Web design is the part of web development that comes before any code is written, and one can argue that it is as important as the implementation itself. We'll see the basics of web design, some tools and learn a bit about the patterns used in designing websites.

Why do we need a design ?

Website designs are like the blueprints of an architect. Sure, you can make a house without blueprints, but will it look as good, or will it be as well though-out ? The same is true for web design.

Another thing to consider is that it is easier to make changes in the design, before everything is implemented. Interface changes that might seem simple to make at first glance might actually imply rethinking of critical parts of the logic and structure of the code, so it's very important that we make a well thought-out plan first and foremost.

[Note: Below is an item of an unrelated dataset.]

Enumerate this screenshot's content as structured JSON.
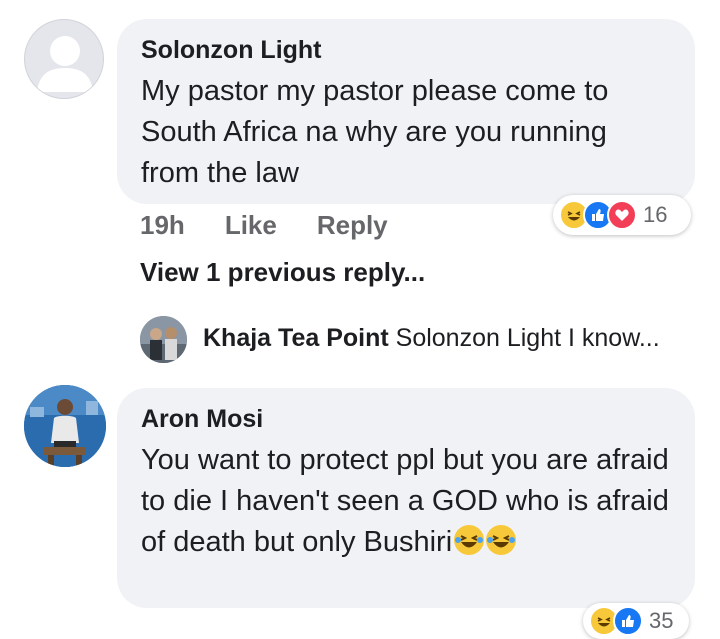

Tools of the trade

There is no formal standard on what a web design is - it can be as simple as a scribble on the back of a napkin, or as complex as an animated, interactive prototype that looks real. We'll go through some of the well established tools in use by designers around the world, but this is by no means a comprehensive list.

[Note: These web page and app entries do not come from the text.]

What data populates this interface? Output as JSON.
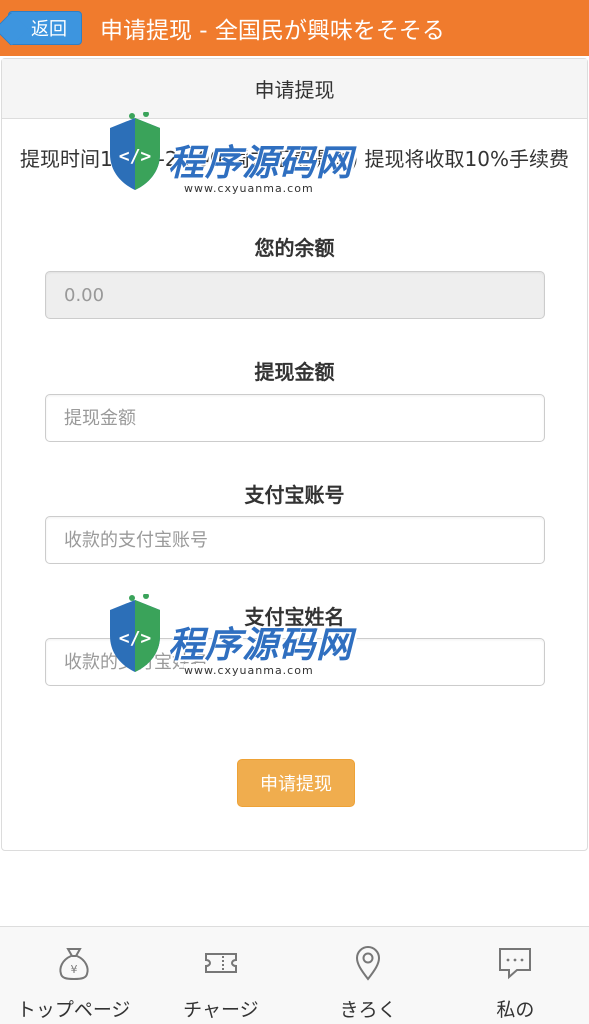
{
  "header": {
    "back_label": "返回",
    "title": "申请提现 - 全国民が興味をそそる"
  },
  "panel": {
    "heading": "申请提现",
    "notice": "提现时间10:00-21:00(周末正常提现) 提现将收取10%手续费"
  },
  "form": {
    "balance": {
      "label": "您的余额",
      "value": "0.00"
    },
    "amount": {
      "label": "提现金额",
      "placeholder": "提现金额"
    },
    "alipay_account": {
      "label": "支付宝账号",
      "placeholder": "收款的支付宝账号"
    },
    "alipay_name": {
      "label": "支付宝姓名",
      "placeholder": "收款的支付宝姓名"
    },
    "submit_label": "申请提现"
  },
  "watermark": {
    "title": "程序源码网",
    "url": "www.cxyuanma.com"
  },
  "tabbar": [
    {
      "label": "トップページ",
      "icon": "money-bag-icon"
    },
    {
      "label": "チャージ",
      "icon": "ticket-icon"
    },
    {
      "label": "きろく",
      "icon": "location-pin-icon"
    },
    {
      "label": "私の",
      "icon": "chat-icon"
    }
  ],
  "colors": {
    "header_bg": "#f07b2d",
    "back_button": "#3d95df",
    "submit_button": "#f0ad4e"
  }
}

Design tools

✨ Gravit Designer


Gravit Designer is a free, open source and cross-platform vector-based design application. We'll be using this throughout the course, not only because it's free, but also because it has a simpler interface free of extraneous features that aren't really needed in web design.

Adobe Illustrator


Adobe Illustrator is a software that you probably heard of before. It's the Photoshop of vector graphics, being a fully-fledged vector design application, having tools for web design as well as graphic, icon and asset design.

Prototyping tools

A design is usually a series of static images. While this might be enough for most cases, there are times where an interactive prototype might be useful. There are many tools that can do this, but we'll mention just one, that recently also became free.

Adobe XD


Adobe XD (from experience design) is Adobe's offering for generating interactive prototypes. It supports basic vector graphic and editing, but its main focus is in creating interactive prototypes by linking design screens based on interactions. It also allows easy sharing of generated prototypes via an online portal.

A note on bitmap versus vector graphics

You might have noticed that Photoshop or GIMP are nowhere to be seen in the list above. This is because of the types of graphics that they use. In short:

  • Photoshop and similar software are bitmap graphics editors
  • Illustrator and similar software are vector graphics editors


Image from Wikipedia

This is no small difference - vector graphics are fundamentally different from bitmap graphics, and they are better optimized for scaling on different sizes. Try opening this SVG image in your browser and zoom in. Now try the same with this bitmap image.

You can read more about the difference between vector and bitmap graphichs in this article from Lifewire.

UI Patterns

User interface patterns are solutions for common design problems, such as - how do I get input from an user ? These patterns are established by years of grahical design software, and it's a good thing to be aware of them and try to use them in your designs.

The key thing to keep in mind when talking about UI patterns is - never surprise, always delight. That is, don't reinvent standard controls. For example, if the user of your website wants to search for something, he or she will most probably look for an icon similar to this one: 🔍 and will most likely expect for a text input field either to open up when clicking the icon, or to be beside the icon.

If you change the icon too much, or use another icon altogether, you run into the risk of confusing the user. This is why sites such as and exist that are focused on discovering and teaching designers on what patterns to use.

Dark Patterns

Similar to UI patterns, you can also find information on dark patterns. These are user interfaces meant to fool the user into doing things that they might not have wanted to do. A very often encountered dark pattern is the install wizard that automatically checks the install box for a browser toolbar or some other extra software that the user might not want.

You can learn more about dark patterns here.


An example of a dark pattern in a setup program.